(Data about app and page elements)
Start of Block
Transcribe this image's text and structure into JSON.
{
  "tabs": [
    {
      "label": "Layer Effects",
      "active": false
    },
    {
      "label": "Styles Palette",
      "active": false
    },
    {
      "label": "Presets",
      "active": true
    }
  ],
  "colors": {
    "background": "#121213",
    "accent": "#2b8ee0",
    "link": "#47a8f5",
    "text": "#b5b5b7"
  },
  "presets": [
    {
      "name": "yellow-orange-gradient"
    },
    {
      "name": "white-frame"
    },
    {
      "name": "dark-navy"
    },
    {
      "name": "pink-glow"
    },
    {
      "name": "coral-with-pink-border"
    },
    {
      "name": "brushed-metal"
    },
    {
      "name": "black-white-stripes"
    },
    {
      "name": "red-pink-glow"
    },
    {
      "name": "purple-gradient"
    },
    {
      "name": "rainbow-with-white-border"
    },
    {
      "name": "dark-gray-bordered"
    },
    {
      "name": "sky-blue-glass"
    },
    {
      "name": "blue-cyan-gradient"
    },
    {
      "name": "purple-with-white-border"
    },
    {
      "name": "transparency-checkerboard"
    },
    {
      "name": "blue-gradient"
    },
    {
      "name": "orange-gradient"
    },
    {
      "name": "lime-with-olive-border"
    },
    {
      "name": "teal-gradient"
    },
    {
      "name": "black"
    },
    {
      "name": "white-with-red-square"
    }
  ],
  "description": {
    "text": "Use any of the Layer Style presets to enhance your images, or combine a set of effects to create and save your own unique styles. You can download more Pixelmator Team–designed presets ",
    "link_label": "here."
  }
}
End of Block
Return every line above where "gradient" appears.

RESPONSE TO THE TASK:
      "name": "yellow-orange-gradient"
      "name": "purple-gradient"
      "name": "blue-cyan-gradient"
      "name": "blue-gradient"
      "name": "orange-gradient"
      "name": "teal-gradient"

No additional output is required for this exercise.